Entries from a dataset of interfaces:
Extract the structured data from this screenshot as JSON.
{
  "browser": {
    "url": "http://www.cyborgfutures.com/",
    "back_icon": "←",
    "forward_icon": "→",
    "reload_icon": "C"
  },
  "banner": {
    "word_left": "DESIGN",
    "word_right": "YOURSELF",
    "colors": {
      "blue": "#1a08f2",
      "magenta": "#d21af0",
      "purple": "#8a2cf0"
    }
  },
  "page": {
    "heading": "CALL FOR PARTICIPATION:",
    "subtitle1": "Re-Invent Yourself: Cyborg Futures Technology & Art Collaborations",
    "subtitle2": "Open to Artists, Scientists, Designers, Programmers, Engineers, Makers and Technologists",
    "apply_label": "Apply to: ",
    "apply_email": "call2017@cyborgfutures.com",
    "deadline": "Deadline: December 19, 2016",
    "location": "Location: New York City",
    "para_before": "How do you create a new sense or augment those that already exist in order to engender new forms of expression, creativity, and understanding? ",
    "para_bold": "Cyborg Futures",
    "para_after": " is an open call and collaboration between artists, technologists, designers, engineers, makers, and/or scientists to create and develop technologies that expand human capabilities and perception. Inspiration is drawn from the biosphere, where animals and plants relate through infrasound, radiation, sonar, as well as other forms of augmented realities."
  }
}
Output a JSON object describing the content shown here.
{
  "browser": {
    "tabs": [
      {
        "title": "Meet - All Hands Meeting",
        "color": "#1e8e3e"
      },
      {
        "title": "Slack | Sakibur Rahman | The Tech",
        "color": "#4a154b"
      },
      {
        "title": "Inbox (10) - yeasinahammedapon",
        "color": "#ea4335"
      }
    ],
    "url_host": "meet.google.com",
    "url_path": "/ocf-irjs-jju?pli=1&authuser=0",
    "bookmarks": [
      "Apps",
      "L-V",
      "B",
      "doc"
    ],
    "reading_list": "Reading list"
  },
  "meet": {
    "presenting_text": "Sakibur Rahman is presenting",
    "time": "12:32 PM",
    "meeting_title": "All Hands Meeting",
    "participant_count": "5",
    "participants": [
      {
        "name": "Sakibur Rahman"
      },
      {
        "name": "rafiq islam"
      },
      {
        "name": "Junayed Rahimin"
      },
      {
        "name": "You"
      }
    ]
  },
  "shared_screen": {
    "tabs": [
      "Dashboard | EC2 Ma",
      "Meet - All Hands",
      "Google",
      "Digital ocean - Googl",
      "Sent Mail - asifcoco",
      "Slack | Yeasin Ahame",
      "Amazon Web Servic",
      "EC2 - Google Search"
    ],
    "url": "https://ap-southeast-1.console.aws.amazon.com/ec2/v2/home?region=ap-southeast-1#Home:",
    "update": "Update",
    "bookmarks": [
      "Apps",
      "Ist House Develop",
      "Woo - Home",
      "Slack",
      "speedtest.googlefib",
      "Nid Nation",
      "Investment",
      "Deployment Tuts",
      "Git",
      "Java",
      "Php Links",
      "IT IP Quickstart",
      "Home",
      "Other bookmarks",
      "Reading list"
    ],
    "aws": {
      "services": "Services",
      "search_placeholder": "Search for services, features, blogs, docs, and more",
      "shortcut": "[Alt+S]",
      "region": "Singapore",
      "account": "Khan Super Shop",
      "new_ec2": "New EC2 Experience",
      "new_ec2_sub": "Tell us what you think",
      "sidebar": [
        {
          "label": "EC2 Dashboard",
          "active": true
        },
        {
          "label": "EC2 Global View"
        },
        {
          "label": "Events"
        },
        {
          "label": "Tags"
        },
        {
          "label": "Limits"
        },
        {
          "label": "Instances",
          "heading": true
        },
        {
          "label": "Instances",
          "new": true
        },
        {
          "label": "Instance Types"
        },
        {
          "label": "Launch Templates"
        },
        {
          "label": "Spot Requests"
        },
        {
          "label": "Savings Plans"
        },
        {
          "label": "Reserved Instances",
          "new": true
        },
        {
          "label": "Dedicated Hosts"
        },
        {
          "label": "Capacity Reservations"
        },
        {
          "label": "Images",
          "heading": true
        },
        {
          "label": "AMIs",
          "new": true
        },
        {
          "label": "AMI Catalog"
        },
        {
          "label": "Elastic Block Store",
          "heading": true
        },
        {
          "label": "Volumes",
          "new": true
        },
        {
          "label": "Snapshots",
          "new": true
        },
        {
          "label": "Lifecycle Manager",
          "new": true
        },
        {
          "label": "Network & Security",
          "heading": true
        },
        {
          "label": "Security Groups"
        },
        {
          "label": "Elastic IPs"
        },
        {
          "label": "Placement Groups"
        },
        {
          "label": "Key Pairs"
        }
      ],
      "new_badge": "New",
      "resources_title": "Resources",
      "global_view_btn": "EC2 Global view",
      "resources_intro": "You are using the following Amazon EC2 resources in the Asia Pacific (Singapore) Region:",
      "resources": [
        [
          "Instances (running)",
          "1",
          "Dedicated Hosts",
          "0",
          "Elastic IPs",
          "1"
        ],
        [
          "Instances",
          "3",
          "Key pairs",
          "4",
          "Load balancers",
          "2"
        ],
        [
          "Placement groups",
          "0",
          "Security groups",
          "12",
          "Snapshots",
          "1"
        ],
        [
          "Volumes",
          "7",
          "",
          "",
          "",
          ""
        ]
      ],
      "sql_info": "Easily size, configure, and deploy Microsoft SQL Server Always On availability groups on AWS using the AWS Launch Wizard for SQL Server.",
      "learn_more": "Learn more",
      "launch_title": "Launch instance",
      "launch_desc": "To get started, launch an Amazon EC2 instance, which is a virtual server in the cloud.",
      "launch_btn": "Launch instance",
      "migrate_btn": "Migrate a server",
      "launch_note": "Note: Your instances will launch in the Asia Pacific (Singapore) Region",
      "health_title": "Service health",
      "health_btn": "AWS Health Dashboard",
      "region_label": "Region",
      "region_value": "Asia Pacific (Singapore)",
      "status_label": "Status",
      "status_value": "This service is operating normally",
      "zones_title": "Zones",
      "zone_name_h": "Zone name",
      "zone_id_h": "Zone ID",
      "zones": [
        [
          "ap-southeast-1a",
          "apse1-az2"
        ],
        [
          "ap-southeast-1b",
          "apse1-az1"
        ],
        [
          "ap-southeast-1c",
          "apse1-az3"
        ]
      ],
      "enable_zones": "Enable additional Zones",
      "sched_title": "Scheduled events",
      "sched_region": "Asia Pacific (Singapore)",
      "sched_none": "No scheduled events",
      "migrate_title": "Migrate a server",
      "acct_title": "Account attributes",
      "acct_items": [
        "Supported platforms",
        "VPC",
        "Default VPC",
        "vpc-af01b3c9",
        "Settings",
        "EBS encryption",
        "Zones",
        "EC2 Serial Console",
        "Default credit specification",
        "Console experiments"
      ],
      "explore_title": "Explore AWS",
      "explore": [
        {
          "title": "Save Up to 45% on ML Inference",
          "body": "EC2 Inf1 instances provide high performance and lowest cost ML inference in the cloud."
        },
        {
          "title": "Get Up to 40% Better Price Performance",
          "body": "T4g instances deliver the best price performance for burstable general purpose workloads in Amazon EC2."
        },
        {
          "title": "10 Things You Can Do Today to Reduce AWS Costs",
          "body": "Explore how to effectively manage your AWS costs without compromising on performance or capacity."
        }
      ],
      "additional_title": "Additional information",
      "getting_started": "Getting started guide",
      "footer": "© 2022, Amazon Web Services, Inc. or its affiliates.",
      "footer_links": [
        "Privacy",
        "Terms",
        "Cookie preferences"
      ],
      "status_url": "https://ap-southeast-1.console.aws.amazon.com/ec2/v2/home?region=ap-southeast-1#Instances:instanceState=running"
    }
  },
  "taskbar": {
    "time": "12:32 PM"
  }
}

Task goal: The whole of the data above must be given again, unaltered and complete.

Answer box:
Extract the structured data from this screenshot as JSON.
{
  "browser": {
    "url": "http://www.cyborgfutures.com/",
    "back_icon": "←",
    "forward_icon": "→",
    "reload_icon": "C"
  },
  "banner": {
    "word_left": "DESIGN",
    "word_right": "YOURSELF",
    "colors": {
      "blue": "#1a08f2",
      "magenta": "#d21af0",
      "purple": "#8a2cf0"
    }
  },
  "page": {
    "heading": "CALL FOR PARTICIPATION:",
    "subtitle1": "Re-Invent Yourself: Cyborg Futures Technology & Art Collaborations",
    "subtitle2": "Open to Artists, Scientists, Designers, Programmers, Engineers, Makers and Technologists",
    "apply_label": "Apply to: ",
    "apply_email": "call2017@cyborgfutures.com",
    "deadline": "Deadline: December 19, 2016",
    "location": "Location: New York City",
    "para_before": "How do you create a new sense or augment those that already exist in order to engender new forms of expression, creativity, and understanding? ",
    "para_bold": "Cyborg Futures",
    "para_after": " is an open call and collaboration between artists, technologists, designers, engineers, makers, and/or scientists to create and develop technologies that expand human capabilities and perception. Inspiration is drawn from the biosphere, where animals and plants relate through infrasound, radiation, sonar, as well as other forms of augmented realities."
  }
}
Output a JSON object describing the content shown here.
{
  "browser": {
    "tabs": [
      {
        "title": "Meet - All Hands Meeting",
        "color": "#1e8e3e"
      },
      {
        "title": "Slack | Sakibur Rahman | The Tech",
        "color": "#4a154b"
      },
      {
        "title": "Inbox (10) - yeasinahammedapon",
        "color": "#ea4335"
      }
    ],
    "url_host": "meet.google.com",
    "url_path": "/ocf-irjs-jju?pli=1&authuser=0",
    "bookmarks": [
      "Apps",
      "L-V",
      "B",
      "doc"
    ],
    "reading_list": "Reading list"
  },
  "meet": {
    "presenting_text": "Sakibur Rahman is presenting",
    "time": "12:32 PM",
    "meeting_title": "All Hands Meeting",
    "participant_count": "5",
    "participants": [
      {
        "name": "Sakibur Rahman"
      },
      {
        "name": "rafiq islam"
      },
      {
        "name": "Junayed Rahimin"
      },
      {
        "name": "You"
      }
    ]
  },
  "shared_screen": {
    "tabs": [
      "Dashboard | EC2 Ma",
      "Meet - All Hands",
      "Google",
      "Digital ocean - Googl",
      "Sent Mail - asifcoco",
      "Slack | Yeasin Ahame",
      "Amazon Web Servic",
      "EC2 - Google Search"
    ],
    "url": "https://ap-southeast-1.console.aws.amazon.com/ec2/v2/home?region=ap-southeast-1#Home:",
    "update": "Update",
    "bookmarks": [
      "Apps",
      "Ist House Develop",
      "Woo - Home",
      "Slack",
      "speedtest.googlefib",
      "Nid Nation",
      "Investment",
      "Deployment Tuts",
      "Git",
      "Java",
      "Php Links",
      "IT IP Quickstart",
      "Home",
      "Other bookmarks",
      "Reading list"
    ],
    "aws": {
      "services": "Services",
      "search_placeholder": "Search for services, features, blogs, docs, and more",
      "shortcut": "[Alt+S]",
      "region": "Singapore",
      "account": "Khan Super Shop",
      "new_ec2": "New EC2 Experience",
      "new_ec2_sub": "Tell us what you think",
      "sidebar": [
        {
          "label": "EC2 Dashboard",
          "active": true
        },
        {
          "label": "EC2 Global View"
        },
        {
          "label": "Events"
        },
        {
          "label": "Tags"
        },
        {
          "label": "Limits"
        },
        {
          "label": "Instances",
          "heading": true
        },
        {
          "label": "Instances",
          "new": true
        },
        {
          "label": "Instance Types"
        },
        {
          "label": "Launch Templates"
        },
        {
          "label": "Spot Requests"
        },
        {
          "label": "Savings Plans"
        },
        {
          "label": "Reserved Instances",
          "new": true
        },
        {
          "label": "Dedicated Hosts"
        },
        {
          "label": "Capacity Reservations"
        },
        {
          "label": "Images",
          "heading": true
        },
        {
          "label": "AMIs",
          "new": true
        },
        {
          "label": "AMI Catalog"
        },
        {
          "label": "Elastic Block Store",
          "heading": true
        },
        {
          "label": "Volumes",
          "new": true
        },
        {
          "label": "Snapshots",
          "new": true
        },
        {
          "label": "Lifecycle Manager",
          "new": true
        },
        {
          "label": "Network & Security",
          "heading": true
        },
        {
          "label": "Security Groups"
        },
        {
          "label": "Elastic IPs"
        },
        {
          "label": "Placement Groups"
        },
        {
          "label": "Key Pairs"
        }
      ],
      "new_badge": "New",
      "resources_title": "Resources",
      "global_view_btn": "EC2 Global view",
      "resources_intro": "You are using the following Amazon EC2 resources in the Asia Pacific (Singapore) Region:",
      "resources": [
        [
          "Instances (running)",
          "1",
          "Dedicated Hosts",
          "0",
          "Elastic IPs",
          "1"
        ],
        [
          "Instances",
          "3",
          "Key pairs",
          "4",
          "Load balancers",
          "2"
        ],
        [
          "Placement groups",
          "0",
          "Security groups",
          "12",
          "Snapshots",
          "1"
        ],
        [
          "Volumes",
          "7",
          "",
          "",
          "",
          ""
        ]
      ],
      "sql_info": "Easily size, configure, and deploy Microsoft SQL Server Always On availability groups on AWS using the AWS Launch Wizard for SQL Server.",
      "learn_more": "Learn more",
      "launch_title": "Launch instance",
      "launch_desc": "To get started, launch an Amazon EC2 instance, which is a virtual server in the cloud.",
      "launch_btn": "Launch instance",
      "migrate_btn": "Migrate a server",
      "launch_note": "Note: Your instances will launch in the Asia Pacific (Singapore) Region",
      "health_title": "Service health",
      "health_btn": "AWS Health Dashboard",
      "region_label": "Region",
      "region_value": "Asia Pacific (Singapore)",
      "status_label": "Status",
      "status_value": "This service is operating normally",
      "zones_title": "Zones",
      "zone_name_h": "Zone name",
      "zone_id_h": "Zone ID",
      "zones": [
        [
          "ap-southeast-1a",
          "apse1-az2"
        ],
        [
          "ap-southeast-1b",
          "apse1-az1"
        ],
        [
          "ap-southeast-1c",
          "apse1-az3"
        ]
      ],
      "enable_zones": "Enable additional Zones",
      "sched_title": "Scheduled events",
      "sched_region": "Asia Pacific (Singapore)",
      "sched_none": "No scheduled events",
      "migrate_title": "Migrate a server",
      "acct_title": "Account attributes",
      "acct_items": [
        "Supported platforms",
        "VPC",
        "Default VPC",
        "vpc-af01b3c9",
        "Settings",
        "EBS encryption",
        "Zones",
        "EC2 Serial Console",
        "Default credit specification",
        "Console experiments"
      ],
      "explore_title": "Explore AWS",
      "explore": [
        {
          "title": "Save Up to 45% on ML Inference",
          "body": "EC2 Inf1 instances provide high performance and lowest cost ML inference in the cloud."
        },
        {
          "title": "Get Up to 40% Better Price Performance",
          "body": "T4g instances deliver the best price performance for burstable general purpose workloads in Amazon EC2."
        },
        {
          "title": "10 Things You Can Do Today to Reduce AWS Costs",
          "body": "Explore how to effectively manage your AWS costs without compromising on performance or capacity."
        }
      ],
      "additional_title": "Additional information",
      "getting_started": "Getting started guide",
      "footer": "© 2022, Amazon Web Services, Inc. or its affiliates.",
      "footer_links": [
        "Privacy",
        "Terms",
        "Cookie preferences"
      ],
      "status_url": "https://ap-southeast-1.console.aws.amazon.com/ec2/v2/home?region=ap-southeast-1#Instances:instanceState=running"
    }
  },
  "taskbar": {
    "time": "12:32 PM"
  }
}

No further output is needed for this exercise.